(Data for review Opens)

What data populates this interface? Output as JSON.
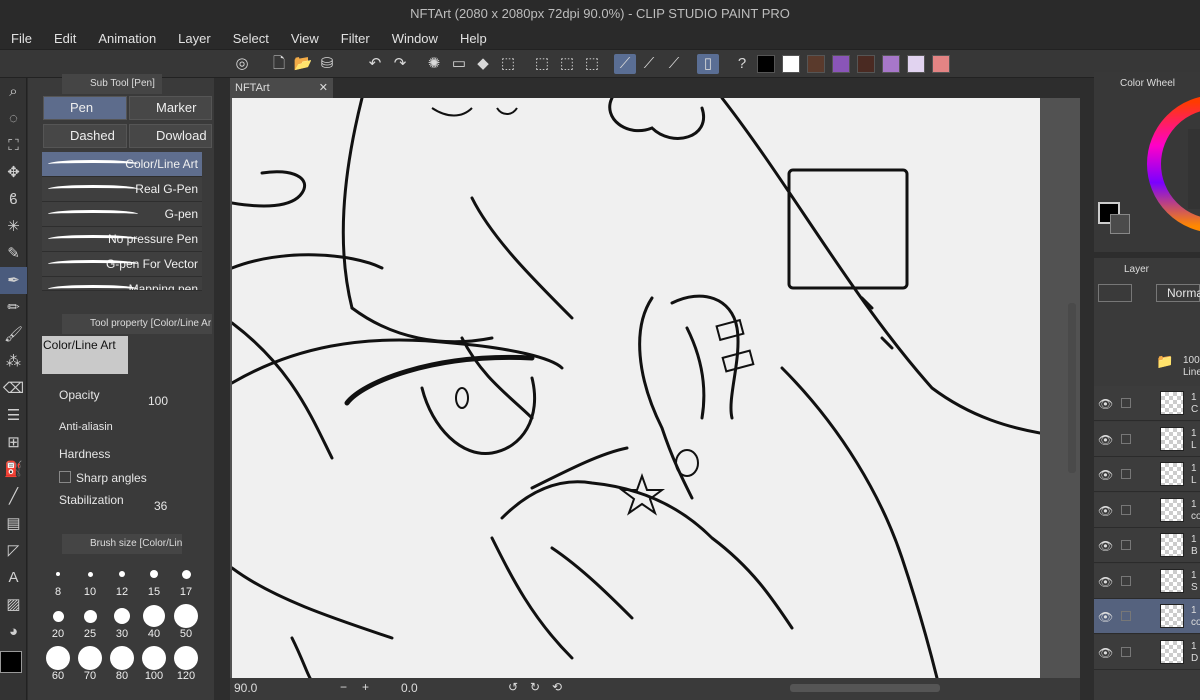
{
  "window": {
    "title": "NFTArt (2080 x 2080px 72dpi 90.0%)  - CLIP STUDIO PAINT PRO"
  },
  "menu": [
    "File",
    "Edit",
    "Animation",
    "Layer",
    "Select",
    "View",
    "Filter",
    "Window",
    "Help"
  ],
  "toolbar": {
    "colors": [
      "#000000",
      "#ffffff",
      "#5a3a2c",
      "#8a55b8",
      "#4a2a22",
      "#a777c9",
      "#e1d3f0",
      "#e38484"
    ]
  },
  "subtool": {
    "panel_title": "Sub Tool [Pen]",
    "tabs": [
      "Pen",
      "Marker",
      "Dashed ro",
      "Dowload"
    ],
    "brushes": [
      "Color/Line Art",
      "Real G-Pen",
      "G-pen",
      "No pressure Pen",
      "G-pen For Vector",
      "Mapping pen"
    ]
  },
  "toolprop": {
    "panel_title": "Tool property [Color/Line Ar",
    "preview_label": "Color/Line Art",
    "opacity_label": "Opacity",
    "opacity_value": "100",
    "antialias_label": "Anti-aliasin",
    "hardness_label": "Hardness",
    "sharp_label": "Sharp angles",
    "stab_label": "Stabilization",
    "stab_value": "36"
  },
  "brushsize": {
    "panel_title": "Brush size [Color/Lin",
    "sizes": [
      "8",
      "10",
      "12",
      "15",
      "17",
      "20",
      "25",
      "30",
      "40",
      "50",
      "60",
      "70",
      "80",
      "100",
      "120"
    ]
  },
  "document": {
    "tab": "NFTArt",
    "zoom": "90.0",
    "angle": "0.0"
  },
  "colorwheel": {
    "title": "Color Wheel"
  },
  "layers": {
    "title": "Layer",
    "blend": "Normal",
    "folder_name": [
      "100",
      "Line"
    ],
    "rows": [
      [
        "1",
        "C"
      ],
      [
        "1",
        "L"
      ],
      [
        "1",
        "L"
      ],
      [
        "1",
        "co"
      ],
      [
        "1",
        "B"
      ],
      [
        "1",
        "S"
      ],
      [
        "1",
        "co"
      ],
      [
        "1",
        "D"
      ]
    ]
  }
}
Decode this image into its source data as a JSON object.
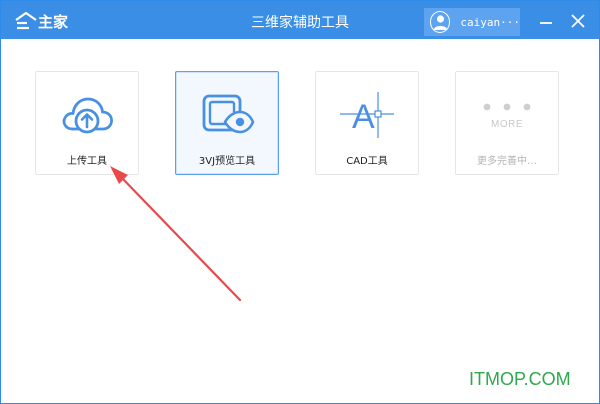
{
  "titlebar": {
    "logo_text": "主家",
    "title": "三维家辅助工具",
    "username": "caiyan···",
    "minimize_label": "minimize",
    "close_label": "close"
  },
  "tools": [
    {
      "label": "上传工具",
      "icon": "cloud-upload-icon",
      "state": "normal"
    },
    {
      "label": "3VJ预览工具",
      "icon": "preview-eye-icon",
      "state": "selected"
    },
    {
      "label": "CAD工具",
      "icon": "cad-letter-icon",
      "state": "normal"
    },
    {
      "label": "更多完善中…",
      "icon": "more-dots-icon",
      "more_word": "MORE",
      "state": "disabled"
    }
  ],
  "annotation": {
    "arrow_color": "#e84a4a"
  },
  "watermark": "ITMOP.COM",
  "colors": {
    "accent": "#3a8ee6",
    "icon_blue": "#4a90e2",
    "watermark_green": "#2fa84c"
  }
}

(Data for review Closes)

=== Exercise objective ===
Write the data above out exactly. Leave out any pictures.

=== Task result ===
What data populates this interface? Output as JSON.
{
  "window": {
    "title": "NFTArt (2080 x 2080px 72dpi 90.0%)  - CLIP STUDIO PAINT PRO"
  },
  "menu": [
    "File",
    "Edit",
    "Animation",
    "Layer",
    "Select",
    "View",
    "Filter",
    "Window",
    "Help"
  ],
  "toolbar": {
    "colors": [
      "#000000",
      "#ffffff",
      "#5a3a2c",
      "#8a55b8",
      "#4a2a22",
      "#a777c9",
      "#e1d3f0",
      "#e38484"
    ]
  },
  "subtool": {
    "panel_title": "Sub Tool [Pen]",
    "tabs": [
      "Pen",
      "Marker",
      "Dashed ro",
      "Dowload"
    ],
    "brushes": [
      "Color/Line Art",
      "Real G-Pen",
      "G-pen",
      "No pressure Pen",
      "G-pen For Vector",
      "Mapping pen"
    ]
  },
  "toolprop": {
    "panel_title": "Tool property [Color/Line Ar",
    "preview_label": "Color/Line Art",
    "opacity_label": "Opacity",
    "opacity_value": "100",
    "antialias_label": "Anti-aliasin",
    "hardness_label": "Hardness",
    "sharp_label": "Sharp angles",
    "stab_label": "Stabilization",
    "stab_value": "36"
  },
  "brushsize": {
    "panel_title": "Brush size [Color/Lin",
    "sizes": [
      "8",
      "10",
      "12",
      "15",
      "17",
      "20",
      "25",
      "30",
      "40",
      "50",
      "60",
      "70",
      "80",
      "100",
      "120"
    ]
  },
  "document": {
    "tab": "NFTArt",
    "zoom": "90.0",
    "angle": "0.0"
  },
  "colorwheel": {
    "title": "Color Wheel"
  },
  "layers": {
    "title": "Layer",
    "blend": "Normal",
    "folder_name": [
      "100",
      "Line"
    ],
    "rows": [
      [
        "1",
        "C"
      ],
      [
        "1",
        "L"
      ],
      [
        "1",
        "L"
      ],
      [
        "1",
        "co"
      ],
      [
        "1",
        "B"
      ],
      [
        "1",
        "S"
      ],
      [
        "1",
        "co"
      ],
      [
        "1",
        "D"
      ]
    ]
  }
}
Decode this image into its source data as a JSON object.
{
  "titlebar": {
    "logo_text": "主家",
    "title": "三维家辅助工具",
    "username": "caiyan···",
    "minimize_label": "minimize",
    "close_label": "close"
  },
  "tools": [
    {
      "label": "上传工具",
      "icon": "cloud-upload-icon",
      "state": "normal"
    },
    {
      "label": "3VJ预览工具",
      "icon": "preview-eye-icon",
      "state": "selected"
    },
    {
      "label": "CAD工具",
      "icon": "cad-letter-icon",
      "state": "normal"
    },
    {
      "label": "更多完善中…",
      "icon": "more-dots-icon",
      "more_word": "MORE",
      "state": "disabled"
    }
  ],
  "annotation": {
    "arrow_color": "#e84a4a"
  },
  "watermark": "ITMOP.COM",
  "colors": {
    "accent": "#3a8ee6",
    "icon_blue": "#4a90e2",
    "watermark_green": "#2fa84c"
  }
}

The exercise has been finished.